Overview

Many Middle Eastern dishes flavor meats with mint, and mint is commonly used in the west in mixed drinks and desserts. Mint is a simple-to-grow herb that thrives in well-drained soil with partial shade. Mint can make a fragrant ground cover, as it tends to spread rampantly. Harvest your mint leaves throughout the growing season to promote new growth. Add mind to a wide variety of food and drink recipes for an extra pop of flavor.

Step 1

Add three to four crushed mint leaves to a glass of lemonade to cool off in the summer. Combine eight to 10 crushed mint leaves with 2 ounces of lime juice, 2 ounces of dark rum, a teaspoon of sugar and a splash of club soda for a refreshing Cuban mojito.

Step 2

Chop up two to three mint leaves, and place them in the center of a coffee filter along with a sprig of lavender. Twist the coffee filter and tie it off with string.

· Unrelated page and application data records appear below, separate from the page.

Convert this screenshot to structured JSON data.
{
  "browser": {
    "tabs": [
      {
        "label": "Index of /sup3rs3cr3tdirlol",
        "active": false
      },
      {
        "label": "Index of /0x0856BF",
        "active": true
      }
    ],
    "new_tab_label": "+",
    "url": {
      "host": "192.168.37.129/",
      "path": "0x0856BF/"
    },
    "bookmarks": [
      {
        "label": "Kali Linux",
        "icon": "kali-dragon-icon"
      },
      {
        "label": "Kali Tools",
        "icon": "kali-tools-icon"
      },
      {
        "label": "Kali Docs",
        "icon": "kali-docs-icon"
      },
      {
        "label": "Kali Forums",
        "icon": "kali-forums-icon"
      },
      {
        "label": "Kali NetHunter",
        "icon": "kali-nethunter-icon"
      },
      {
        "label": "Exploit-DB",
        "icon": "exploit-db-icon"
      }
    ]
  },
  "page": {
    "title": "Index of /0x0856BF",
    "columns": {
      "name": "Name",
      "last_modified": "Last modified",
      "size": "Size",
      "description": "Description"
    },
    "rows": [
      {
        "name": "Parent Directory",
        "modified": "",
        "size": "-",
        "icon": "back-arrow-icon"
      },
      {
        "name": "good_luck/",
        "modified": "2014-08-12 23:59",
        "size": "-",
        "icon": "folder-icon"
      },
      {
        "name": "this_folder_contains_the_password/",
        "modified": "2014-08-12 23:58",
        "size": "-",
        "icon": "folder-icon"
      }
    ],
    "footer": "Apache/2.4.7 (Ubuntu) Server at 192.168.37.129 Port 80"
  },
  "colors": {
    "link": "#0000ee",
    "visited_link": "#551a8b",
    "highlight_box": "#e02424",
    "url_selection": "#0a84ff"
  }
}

Submerge the coffee filter sachet in a cup of hot water for a warm cup of lavender mint tea.

Step 3

Substitute mint for basil in your favorite pesto recipe and serve alongside lamb. Alternately, combine a quarter cup of chopped mint leaves with a tablespoon of sugar, an eighth cup of white vinegar, and salt and pepper in a food processor. Serve as a traditional mint sauce with Middle Eastern lamb dishes.

Step 4

Garnish desserts and fruit salads with whole, fresh mint springs. The green color accents the deep browns of chocolate and the bright reds and oranges of fresh fruit.

Step 5

Make a mint chutney to serve alongside Indian curries. Add a half cup of cilantro, a half cup of mint leaves, two cloves of garlic, juice from a lime and a quarter cup olive oil to a blender and puree until smooth. Throw in a hot pepper for a spicier version.

Tips and Warnings

  • Grow your mint in containers or an isolated bed to prevent the plants from taking over your garden.

Things You'll Need

  • Mint leaves
  • Lemonade
  • Lime juice
  • 2 ounces dark rum
  • Sugar
  • Club soda
  • Coffee filter
  • Lavender sprig
  • String
  • Tea cup
  • 1/8 cup white vinegar
  • Salt
  • Pepper
  • 1/2 cup cilantro
  • 2 cloves garlic
  • 1/4 cup olive oil

References

  • A Pinch Of: Mint
  • Real Epicurean: Uses for Mint
Keywords: uses for mint, cooking with mint, mint recipes

About this Author

Lydia Stephens began writing professionally in 2009. She has written online for Nile Guides, SheKnows.com and various other Web sites and has been published in "Stringing Magazine" and "Xiamen Wave." Stephens played competitive soccer for 19 years, has been weight lifting since 2007 and enjoys running, biking and sailing. She has a Bachelor of Arts in philosophy from the University of Texas.